Content starts

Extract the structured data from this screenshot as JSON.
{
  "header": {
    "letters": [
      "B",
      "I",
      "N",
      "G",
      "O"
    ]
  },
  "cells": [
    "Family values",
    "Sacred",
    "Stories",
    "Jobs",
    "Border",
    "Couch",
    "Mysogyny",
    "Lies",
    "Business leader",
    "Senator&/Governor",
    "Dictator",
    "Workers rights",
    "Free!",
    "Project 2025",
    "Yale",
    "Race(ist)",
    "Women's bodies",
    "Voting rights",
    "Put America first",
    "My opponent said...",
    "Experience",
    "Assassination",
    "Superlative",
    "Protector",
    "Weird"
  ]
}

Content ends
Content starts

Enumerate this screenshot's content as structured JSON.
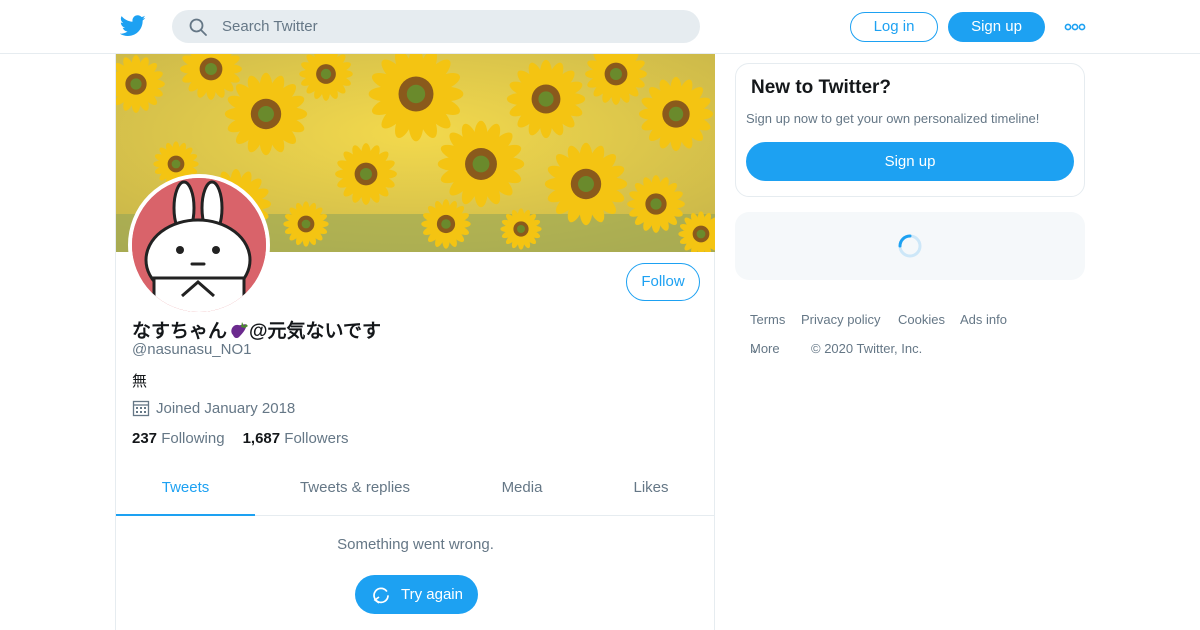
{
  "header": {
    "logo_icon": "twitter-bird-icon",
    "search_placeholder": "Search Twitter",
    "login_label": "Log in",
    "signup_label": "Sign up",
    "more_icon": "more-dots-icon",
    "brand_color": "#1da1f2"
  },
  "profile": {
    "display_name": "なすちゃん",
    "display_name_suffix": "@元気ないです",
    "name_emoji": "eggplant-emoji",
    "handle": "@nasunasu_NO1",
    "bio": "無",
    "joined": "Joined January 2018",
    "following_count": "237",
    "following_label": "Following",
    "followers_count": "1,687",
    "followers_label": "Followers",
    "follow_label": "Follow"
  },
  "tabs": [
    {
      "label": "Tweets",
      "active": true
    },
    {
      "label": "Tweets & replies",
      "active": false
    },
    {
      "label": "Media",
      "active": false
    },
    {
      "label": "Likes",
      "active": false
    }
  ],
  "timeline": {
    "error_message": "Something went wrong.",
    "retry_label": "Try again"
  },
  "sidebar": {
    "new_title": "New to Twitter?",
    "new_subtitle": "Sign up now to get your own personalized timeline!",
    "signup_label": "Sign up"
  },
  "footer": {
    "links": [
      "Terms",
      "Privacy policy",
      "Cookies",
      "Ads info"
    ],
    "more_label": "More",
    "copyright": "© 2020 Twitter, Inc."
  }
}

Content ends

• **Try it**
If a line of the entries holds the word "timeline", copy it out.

• **Exercise result**
  "timeline": {
    "new_subtitle": "Sign up now to get your own personalized timeline!",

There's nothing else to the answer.